• _INPUT MATERIAL_:
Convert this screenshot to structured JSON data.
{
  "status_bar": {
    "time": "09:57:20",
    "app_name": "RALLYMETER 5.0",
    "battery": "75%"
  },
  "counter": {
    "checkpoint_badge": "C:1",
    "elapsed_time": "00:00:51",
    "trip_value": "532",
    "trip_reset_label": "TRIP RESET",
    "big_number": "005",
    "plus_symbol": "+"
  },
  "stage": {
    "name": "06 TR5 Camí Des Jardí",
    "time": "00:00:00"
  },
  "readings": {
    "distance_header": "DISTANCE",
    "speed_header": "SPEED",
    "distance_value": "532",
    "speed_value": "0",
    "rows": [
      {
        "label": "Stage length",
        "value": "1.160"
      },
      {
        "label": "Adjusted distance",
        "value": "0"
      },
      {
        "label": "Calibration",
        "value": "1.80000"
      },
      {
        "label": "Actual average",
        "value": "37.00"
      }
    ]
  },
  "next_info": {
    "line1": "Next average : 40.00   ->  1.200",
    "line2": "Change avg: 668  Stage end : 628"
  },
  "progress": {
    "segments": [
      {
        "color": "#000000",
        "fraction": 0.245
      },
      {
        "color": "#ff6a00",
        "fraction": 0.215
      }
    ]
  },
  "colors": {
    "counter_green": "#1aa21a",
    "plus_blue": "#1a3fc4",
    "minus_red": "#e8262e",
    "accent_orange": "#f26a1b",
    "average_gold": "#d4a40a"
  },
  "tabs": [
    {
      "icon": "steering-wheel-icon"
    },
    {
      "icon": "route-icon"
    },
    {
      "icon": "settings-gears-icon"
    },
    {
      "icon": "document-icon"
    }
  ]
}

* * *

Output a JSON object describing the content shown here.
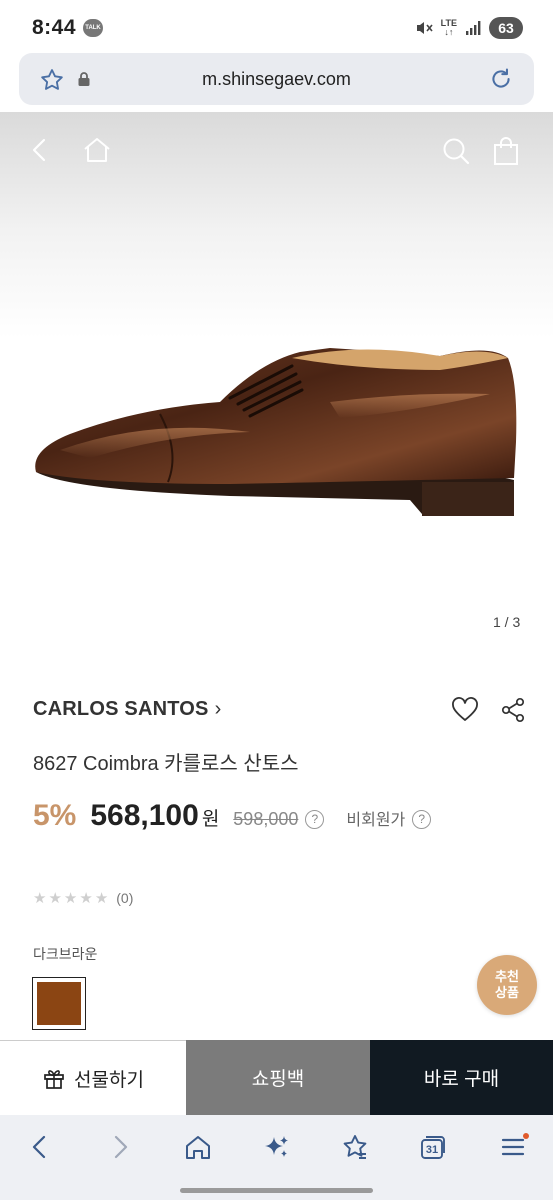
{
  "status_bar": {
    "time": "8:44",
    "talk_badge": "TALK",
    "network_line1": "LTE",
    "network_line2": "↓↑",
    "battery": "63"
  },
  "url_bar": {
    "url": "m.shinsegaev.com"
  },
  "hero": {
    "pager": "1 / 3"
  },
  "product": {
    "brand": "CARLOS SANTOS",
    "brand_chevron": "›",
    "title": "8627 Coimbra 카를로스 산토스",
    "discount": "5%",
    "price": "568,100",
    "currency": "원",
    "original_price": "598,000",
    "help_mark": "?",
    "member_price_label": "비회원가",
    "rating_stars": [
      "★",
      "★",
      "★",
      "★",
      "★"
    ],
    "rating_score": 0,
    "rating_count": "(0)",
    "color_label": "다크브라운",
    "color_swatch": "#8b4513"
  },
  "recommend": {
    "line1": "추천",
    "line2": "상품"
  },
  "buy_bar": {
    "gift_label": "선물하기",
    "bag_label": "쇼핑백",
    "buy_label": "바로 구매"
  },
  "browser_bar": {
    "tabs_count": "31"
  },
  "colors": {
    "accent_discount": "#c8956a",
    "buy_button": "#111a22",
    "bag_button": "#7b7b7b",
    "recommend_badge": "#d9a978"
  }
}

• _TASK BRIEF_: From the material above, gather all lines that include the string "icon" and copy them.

• _SOLUTION FOR THIS EXERCISE_:
      "icon": "steering-wheel-icon"
      "icon": "route-icon"
      "icon": "settings-gears-icon"
      "icon": "document-icon"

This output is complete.